And turning off location tracking doesn't necessarily help. Earlier this year an AP investigation showed that Google (GOOGL) tracks users' locations, even when they've turned off the tracking features. These revelations come as Congress grills major tech companies about their privacy policies and moves closer towards creating data privacy laws.
Apple (AAPL) and Google have started taking measures to force developers to collect less data. Android recently limited its apps to collecting data "a few times an hour" rather than continuously, and Apple has prevented some apps from collecting data at all. But more changes are needed in corporate policy, said David Ginsburg, vice president of marketing at Santa Clara, Calif. cybersecurity firm Cavirin.
"With 50-plus apps on the typical phone, the average user is no longer able to maintain control. You can turn everything off, but is that a solution?" he said. "A first step must be a reset of privacy policies, where the default will be not to share any data."
He said legislators should enforce rules similar to California's new privacy law, which allows consumers to prohibit companies from selling their data to third parties. That could be the only path to protecting users' privacy, because it is not in the commercial interest of corporations like Google and Apple to limit data used by these apps, said Rishi Bhargava, Co- founder at Demisto, a Cupertino, Calif.-based provider of security technology company.
"Industries need an external impetus in the form of robust and enforceable regulations to start this journey towards security," he said. "Sadly, leaving data privacy and security up to the moral compass of individual companies is bound to fail because the short-termist focus on shareholders and profit doesn't leave much space for security concerns."
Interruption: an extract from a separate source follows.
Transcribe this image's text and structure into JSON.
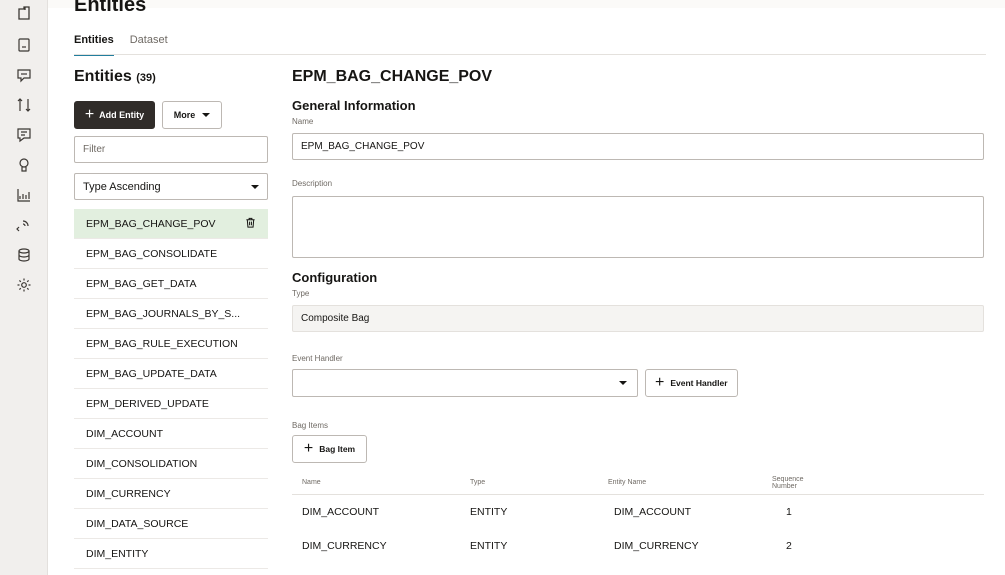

While the governments and corporations are slow to introduce lasting solutions, consumers have the means to take action themselves, said Mark Weinstein, a privacy expert and founder of social media platform MeWe.
"Most troubling is that you can't see the creep," he said. "The myriad of companies (and government agencies) that can and do know where you are all the time are unseen -- you don't see the creep peering over our shoulders."
Google and Apple did not respond immediately to requests for comment.
A Google spokesperson said in a statement to AP after its investigation on location-tracking that "there are a number of different ways that Google may use location to improve people's experience, including: Location history, web and app activity, and through device-level location services. We provide clear descriptions of these tools, and robust controls so people can turn them on or off, and delete their histories at any time."
Turn off location services
Under "settings" and "privacy" on both Android and Apple, users can turn off location services entirely or choose to turn them off for select apps. Very few apps actually require location data to function, Weinstein noted.
Even when using Google maps, for example, users do not have to keep location turned on. You can instead type in the origin and destination addresses manually to find your way without real-time tracking.
Delete your apps
Some security experts have advocated going as far as deleting all apps from your phone. If you aren't ready to use your phone only for texts and calls, you can start by deleting just unnecessary apps from the device. If you have an app you don't use, you're essentially carrying around a tracking device for no reason, Weinstein said.
"Most concerning isn't that marketers can know in every moment exactly where you are, where you are going, and target you," he said. "Most concerning is that governments around the world also can readily access this information about where you are and what you are doing."
When you add a new app on your phone, deny its access to your location when it prompts you to, Weinstein said. Another option: Apple allows users to bookmark webpages on the homescreen of the phone. Instead of downloading a weather app that tracks your every move, bookmark your favorite weather page to the phone's homepage itself and click on it when you'd like to check the weather, or other location-related information. Apple's built-in weather app can also be uninstalled.
-Kari Paul; 415-439-6400; AskNewswires@dowjones.com